• [What is required]: Scan the records below for the string "data" and return every line where it appears.
### Source material ###
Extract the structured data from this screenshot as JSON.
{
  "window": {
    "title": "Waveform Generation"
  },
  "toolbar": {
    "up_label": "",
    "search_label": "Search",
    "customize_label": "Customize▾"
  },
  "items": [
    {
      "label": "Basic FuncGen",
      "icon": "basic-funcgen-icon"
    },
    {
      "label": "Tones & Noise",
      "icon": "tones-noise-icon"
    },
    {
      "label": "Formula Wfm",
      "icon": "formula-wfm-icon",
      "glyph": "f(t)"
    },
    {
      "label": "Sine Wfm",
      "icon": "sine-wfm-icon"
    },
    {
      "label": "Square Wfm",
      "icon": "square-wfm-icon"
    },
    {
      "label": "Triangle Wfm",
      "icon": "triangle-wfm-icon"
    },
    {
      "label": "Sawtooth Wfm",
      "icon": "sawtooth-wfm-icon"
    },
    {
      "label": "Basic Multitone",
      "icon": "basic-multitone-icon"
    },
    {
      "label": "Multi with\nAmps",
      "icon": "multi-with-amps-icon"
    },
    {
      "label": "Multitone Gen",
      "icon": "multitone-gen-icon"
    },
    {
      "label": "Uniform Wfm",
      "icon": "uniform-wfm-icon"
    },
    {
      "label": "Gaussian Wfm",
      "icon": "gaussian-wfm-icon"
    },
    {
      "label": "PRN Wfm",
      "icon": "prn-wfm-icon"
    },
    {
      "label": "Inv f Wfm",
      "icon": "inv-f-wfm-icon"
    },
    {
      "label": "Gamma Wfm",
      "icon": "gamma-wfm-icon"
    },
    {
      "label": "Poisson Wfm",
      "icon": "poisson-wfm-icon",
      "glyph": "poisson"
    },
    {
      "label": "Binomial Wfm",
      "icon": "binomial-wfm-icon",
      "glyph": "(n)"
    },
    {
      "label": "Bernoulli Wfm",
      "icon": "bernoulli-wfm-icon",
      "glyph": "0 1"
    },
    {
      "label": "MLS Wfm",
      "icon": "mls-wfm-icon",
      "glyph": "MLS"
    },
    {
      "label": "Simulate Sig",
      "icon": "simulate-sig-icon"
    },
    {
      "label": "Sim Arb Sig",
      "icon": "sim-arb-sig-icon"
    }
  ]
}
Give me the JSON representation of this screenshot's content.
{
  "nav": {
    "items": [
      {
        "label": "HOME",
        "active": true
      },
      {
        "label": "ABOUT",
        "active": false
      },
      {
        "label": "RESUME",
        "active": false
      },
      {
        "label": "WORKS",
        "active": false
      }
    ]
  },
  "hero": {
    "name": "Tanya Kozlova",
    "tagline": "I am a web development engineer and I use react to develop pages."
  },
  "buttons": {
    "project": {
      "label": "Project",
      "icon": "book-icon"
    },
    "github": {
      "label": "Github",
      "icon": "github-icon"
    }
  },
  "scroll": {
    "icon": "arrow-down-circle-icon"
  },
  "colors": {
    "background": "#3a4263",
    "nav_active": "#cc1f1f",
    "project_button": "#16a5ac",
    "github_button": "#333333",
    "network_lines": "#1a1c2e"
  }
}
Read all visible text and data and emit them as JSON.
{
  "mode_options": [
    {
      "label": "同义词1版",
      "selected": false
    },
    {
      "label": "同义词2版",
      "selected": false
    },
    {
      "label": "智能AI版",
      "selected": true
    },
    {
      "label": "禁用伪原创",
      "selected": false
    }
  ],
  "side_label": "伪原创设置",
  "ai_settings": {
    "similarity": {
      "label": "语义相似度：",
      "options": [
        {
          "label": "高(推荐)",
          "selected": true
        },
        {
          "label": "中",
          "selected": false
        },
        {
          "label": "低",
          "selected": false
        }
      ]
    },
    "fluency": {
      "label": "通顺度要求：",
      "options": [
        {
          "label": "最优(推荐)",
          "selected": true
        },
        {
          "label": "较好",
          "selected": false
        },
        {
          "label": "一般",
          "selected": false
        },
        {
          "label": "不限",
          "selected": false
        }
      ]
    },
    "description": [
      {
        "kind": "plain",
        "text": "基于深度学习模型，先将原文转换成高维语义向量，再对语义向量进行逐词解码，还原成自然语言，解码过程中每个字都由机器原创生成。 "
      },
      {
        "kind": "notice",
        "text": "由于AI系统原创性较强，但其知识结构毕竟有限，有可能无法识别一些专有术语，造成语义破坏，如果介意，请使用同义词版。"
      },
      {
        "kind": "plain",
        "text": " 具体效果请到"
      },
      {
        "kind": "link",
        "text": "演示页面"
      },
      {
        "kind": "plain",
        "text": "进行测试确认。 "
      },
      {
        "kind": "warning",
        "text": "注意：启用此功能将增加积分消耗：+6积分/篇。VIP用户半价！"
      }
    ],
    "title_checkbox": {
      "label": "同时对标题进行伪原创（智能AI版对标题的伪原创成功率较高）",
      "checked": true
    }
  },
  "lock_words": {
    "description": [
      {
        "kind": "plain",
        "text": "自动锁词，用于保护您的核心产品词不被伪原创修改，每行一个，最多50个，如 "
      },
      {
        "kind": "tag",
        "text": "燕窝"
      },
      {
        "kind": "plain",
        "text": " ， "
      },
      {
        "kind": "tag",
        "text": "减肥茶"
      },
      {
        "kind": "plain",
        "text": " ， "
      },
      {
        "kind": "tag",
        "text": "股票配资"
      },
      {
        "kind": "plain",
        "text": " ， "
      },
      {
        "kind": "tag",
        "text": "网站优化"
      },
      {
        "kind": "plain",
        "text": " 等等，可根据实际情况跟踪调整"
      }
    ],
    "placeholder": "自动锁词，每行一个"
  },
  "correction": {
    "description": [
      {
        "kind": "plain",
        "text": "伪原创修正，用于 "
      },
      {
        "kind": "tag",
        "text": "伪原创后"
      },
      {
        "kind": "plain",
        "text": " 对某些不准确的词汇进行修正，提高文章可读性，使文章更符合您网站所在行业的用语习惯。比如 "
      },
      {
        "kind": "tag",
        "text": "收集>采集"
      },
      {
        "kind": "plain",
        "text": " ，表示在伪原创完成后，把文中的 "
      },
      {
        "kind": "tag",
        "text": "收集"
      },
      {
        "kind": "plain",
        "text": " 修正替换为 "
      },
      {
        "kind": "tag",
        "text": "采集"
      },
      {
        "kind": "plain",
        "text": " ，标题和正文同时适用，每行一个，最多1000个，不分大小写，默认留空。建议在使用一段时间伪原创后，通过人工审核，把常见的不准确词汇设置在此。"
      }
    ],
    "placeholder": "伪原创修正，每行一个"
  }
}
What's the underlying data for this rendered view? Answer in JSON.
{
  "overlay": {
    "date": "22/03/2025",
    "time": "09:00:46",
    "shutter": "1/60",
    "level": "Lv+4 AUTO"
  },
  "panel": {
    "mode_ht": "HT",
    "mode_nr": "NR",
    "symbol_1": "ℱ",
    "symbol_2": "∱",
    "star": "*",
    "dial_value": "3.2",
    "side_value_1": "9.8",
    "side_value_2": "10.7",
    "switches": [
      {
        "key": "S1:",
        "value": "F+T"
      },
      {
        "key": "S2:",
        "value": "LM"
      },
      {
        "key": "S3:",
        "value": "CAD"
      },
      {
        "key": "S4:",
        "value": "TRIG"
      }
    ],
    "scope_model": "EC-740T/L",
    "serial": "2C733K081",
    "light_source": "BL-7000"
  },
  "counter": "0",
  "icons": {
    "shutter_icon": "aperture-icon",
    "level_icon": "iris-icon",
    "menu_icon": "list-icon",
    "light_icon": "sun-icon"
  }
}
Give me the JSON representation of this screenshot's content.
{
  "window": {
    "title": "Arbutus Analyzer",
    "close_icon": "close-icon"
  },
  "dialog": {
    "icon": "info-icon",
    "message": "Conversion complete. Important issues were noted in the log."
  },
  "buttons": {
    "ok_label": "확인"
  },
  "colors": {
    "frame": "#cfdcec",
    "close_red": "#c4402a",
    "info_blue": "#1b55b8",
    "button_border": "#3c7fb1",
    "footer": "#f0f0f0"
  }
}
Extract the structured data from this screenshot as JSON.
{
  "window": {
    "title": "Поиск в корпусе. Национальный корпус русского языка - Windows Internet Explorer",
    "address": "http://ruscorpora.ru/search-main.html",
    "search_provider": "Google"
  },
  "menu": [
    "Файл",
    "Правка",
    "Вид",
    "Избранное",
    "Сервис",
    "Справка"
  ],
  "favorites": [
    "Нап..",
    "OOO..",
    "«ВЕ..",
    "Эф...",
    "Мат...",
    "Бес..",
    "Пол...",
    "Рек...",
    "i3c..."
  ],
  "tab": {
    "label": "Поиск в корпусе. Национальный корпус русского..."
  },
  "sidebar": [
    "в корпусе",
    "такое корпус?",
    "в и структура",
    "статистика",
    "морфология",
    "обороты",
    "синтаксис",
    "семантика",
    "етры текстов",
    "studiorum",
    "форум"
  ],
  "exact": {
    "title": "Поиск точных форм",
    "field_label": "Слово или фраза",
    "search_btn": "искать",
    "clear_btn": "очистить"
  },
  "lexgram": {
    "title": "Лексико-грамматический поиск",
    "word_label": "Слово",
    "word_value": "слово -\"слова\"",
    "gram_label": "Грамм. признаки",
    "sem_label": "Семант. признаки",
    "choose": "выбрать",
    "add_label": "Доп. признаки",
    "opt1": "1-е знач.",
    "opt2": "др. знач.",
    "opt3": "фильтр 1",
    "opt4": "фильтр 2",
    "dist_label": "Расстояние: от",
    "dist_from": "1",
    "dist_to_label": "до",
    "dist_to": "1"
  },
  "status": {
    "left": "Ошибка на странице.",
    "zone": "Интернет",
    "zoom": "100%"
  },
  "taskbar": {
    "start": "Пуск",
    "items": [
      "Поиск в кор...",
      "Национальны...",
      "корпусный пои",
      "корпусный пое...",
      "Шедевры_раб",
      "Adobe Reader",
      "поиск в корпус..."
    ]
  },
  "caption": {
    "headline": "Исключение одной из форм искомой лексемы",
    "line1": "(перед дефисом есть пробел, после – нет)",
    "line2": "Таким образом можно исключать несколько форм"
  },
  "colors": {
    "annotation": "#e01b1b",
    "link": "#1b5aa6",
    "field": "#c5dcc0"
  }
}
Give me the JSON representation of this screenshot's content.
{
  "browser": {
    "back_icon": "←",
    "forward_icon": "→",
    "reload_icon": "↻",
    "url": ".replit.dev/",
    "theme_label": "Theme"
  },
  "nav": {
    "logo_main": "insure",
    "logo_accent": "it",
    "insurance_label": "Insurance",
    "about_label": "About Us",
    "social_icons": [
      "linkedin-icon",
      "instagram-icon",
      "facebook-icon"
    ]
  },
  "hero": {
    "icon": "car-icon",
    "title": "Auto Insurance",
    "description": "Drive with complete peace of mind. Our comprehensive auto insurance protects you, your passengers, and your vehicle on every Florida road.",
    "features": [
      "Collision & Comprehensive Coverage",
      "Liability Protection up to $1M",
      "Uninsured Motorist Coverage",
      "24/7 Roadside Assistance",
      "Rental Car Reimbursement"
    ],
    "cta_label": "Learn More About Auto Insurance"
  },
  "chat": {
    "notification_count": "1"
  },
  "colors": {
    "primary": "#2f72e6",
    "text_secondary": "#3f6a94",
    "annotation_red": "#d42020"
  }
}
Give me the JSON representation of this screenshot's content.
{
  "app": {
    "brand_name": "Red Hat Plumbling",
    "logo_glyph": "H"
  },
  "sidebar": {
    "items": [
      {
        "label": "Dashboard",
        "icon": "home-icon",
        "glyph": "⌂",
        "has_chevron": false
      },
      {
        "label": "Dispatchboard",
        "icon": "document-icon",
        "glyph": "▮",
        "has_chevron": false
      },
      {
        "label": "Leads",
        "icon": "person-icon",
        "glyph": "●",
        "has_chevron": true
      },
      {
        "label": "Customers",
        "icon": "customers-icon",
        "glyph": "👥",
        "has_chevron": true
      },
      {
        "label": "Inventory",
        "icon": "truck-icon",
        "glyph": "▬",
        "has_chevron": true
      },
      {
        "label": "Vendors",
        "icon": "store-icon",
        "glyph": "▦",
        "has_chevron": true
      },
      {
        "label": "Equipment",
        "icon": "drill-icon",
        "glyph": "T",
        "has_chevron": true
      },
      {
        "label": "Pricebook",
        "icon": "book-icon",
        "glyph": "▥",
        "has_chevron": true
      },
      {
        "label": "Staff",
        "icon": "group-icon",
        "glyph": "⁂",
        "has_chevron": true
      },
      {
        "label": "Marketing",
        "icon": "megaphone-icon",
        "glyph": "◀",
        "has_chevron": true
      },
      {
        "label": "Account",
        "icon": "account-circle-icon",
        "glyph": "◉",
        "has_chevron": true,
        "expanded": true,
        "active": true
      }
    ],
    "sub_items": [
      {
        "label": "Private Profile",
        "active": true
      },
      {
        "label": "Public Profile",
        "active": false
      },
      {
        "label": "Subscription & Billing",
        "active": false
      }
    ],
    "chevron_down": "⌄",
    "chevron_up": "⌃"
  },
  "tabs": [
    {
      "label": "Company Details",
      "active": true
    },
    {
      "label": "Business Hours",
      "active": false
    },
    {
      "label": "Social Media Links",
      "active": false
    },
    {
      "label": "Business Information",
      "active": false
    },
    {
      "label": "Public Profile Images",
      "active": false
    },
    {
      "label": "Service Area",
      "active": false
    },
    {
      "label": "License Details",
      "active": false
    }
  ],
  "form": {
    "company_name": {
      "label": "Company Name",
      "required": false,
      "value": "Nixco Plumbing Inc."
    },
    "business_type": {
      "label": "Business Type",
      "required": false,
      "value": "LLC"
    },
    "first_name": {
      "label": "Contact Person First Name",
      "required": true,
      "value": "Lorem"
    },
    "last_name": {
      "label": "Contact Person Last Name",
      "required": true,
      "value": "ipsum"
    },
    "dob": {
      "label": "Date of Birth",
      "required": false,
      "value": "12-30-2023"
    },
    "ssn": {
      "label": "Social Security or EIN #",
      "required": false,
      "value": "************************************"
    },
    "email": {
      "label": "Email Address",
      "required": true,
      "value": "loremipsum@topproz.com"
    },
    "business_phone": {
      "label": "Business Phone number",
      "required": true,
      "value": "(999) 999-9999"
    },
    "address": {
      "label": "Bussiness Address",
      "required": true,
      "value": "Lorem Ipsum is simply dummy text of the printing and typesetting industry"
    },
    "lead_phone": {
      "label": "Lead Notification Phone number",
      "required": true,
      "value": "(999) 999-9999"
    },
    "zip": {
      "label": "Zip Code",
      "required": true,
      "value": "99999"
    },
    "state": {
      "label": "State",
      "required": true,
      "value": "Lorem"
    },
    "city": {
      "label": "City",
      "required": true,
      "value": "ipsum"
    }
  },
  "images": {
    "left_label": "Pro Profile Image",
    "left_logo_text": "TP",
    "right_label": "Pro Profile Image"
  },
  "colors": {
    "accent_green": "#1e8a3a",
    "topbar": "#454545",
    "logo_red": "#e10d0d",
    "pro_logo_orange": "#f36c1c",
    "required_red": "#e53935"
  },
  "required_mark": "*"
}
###
• [Solution]:
Extract the structured data from this screenshot as JSON.
Read all visible text and data and emit them as JSON.
What's the underlying data for this rendered view? Answer in JSON.
Extract the structured data from this screenshot as JSON.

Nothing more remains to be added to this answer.